TASK BRIEF —
Give the entries below again exactly. Their pictures are not needed.

START GIVEN DATA

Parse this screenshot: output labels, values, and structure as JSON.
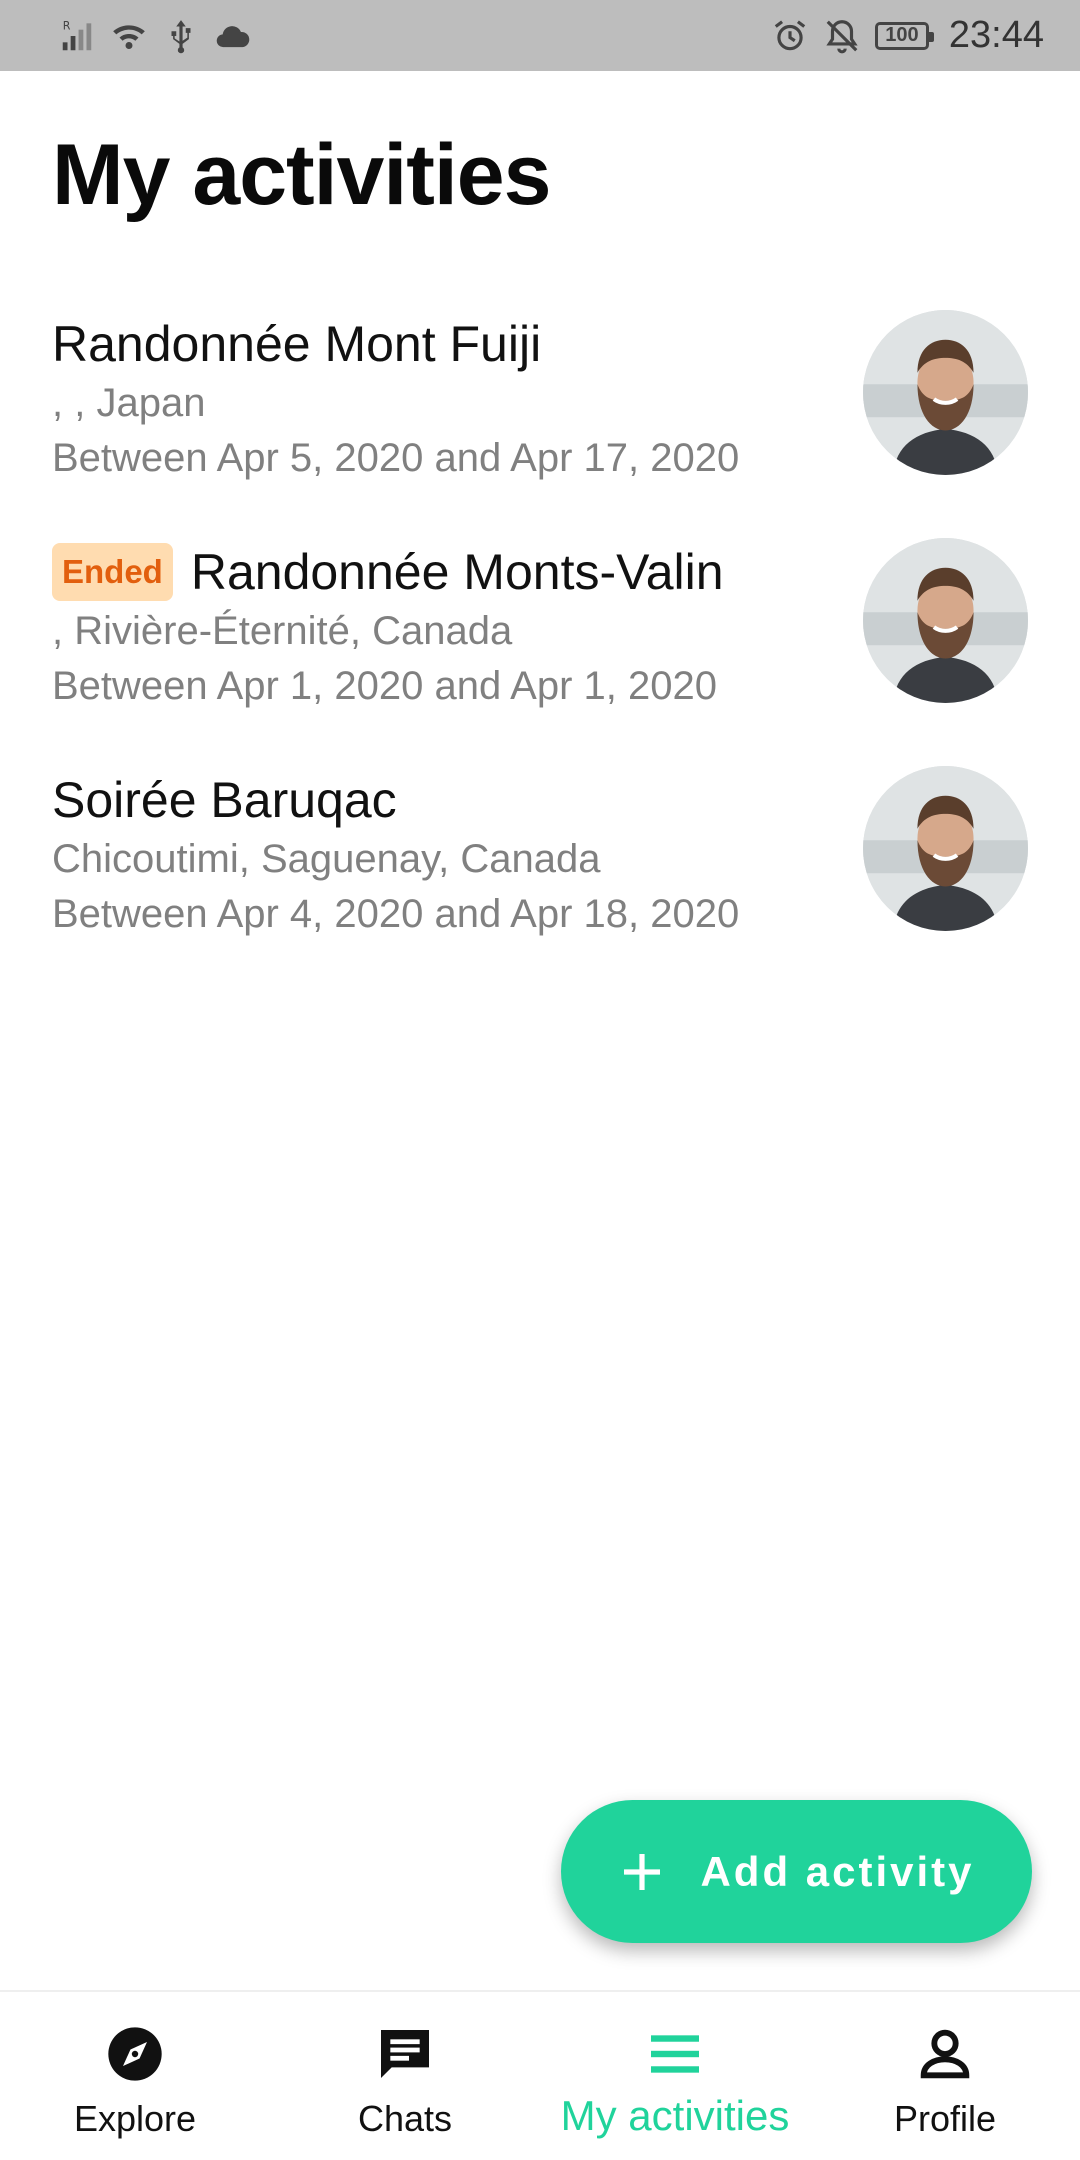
{
  "status_bar": {
    "left_icons": [
      "signal-icon",
      "wifi-icon",
      "usb-icon",
      "cloud-icon"
    ],
    "right_icons": [
      "alarm-icon",
      "notifications-off-icon"
    ],
    "battery": "100",
    "time": "23:44"
  },
  "header": {
    "title": "My activities"
  },
  "activities": [
    {
      "status": "",
      "title": "Randonnée Mont Fuiji",
      "location": ", , Japan",
      "dates": "Between Apr 5, 2020 and Apr 17, 2020"
    },
    {
      "status": "Ended",
      "title": "Randonnée Monts-Valin",
      "location": ", Rivière-Éternité, Canada",
      "dates": "Between Apr 1, 2020 and Apr 1, 2020"
    },
    {
      "status": "",
      "title": "Soirée Baruqac",
      "location": "Chicoutimi, Saguenay, Canada",
      "dates": "Between Apr 4, 2020 and Apr 18, 2020"
    }
  ],
  "fab": {
    "label": "Add activity",
    "icon": "plus-icon"
  },
  "bottom_nav": {
    "items": [
      {
        "label": "Explore",
        "icon": "compass-icon",
        "active": false
      },
      {
        "label": "Chats",
        "icon": "chat-icon",
        "active": false
      },
      {
        "label": "My activities",
        "icon": "menu-icon",
        "active": true
      },
      {
        "label": "Profile",
        "icon": "person-icon",
        "active": false
      }
    ]
  },
  "colors": {
    "accent": "#20d39b",
    "status_bar": "#bdbdbd",
    "ended_tag_bg": "#ffdcb0",
    "ended_tag_text": "#e25f0e",
    "secondary_text": "#808080"
  }
}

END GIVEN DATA

ANSWER FOR THE TASK —
Parse this screenshot: output labels, values, and structure as JSON.
{
  "status_bar": {
    "left_icons": [
      "signal-icon",
      "wifi-icon",
      "usb-icon",
      "cloud-icon"
    ],
    "right_icons": [
      "alarm-icon",
      "notifications-off-icon"
    ],
    "battery": "100",
    "time": "23:44"
  },
  "header": {
    "title": "My activities"
  },
  "activities": [
    {
      "status": "",
      "title": "Randonnée Mont Fuiji",
      "location": ", , Japan",
      "dates": "Between Apr 5, 2020 and Apr 17, 2020"
    },
    {
      "status": "Ended",
      "title": "Randonnée Monts-Valin",
      "location": ", Rivière-Éternité, Canada",
      "dates": "Between Apr 1, 2020 and Apr 1, 2020"
    },
    {
      "status": "",
      "title": "Soirée Baruqac",
      "location": "Chicoutimi, Saguenay, Canada",
      "dates": "Between Apr 4, 2020 and Apr 18, 2020"
    }
  ],
  "fab": {
    "label": "Add activity",
    "icon": "plus-icon"
  },
  "bottom_nav": {
    "items": [
      {
        "label": "Explore",
        "icon": "compass-icon",
        "active": false
      },
      {
        "label": "Chats",
        "icon": "chat-icon",
        "active": false
      },
      {
        "label": "My activities",
        "icon": "menu-icon",
        "active": true
      },
      {
        "label": "Profile",
        "icon": "person-icon",
        "active": false
      }
    ]
  },
  "colors": {
    "accent": "#20d39b",
    "status_bar": "#bdbdbd",
    "ended_tag_bg": "#ffdcb0",
    "ended_tag_text": "#e25f0e",
    "secondary_text": "#808080"
  }
}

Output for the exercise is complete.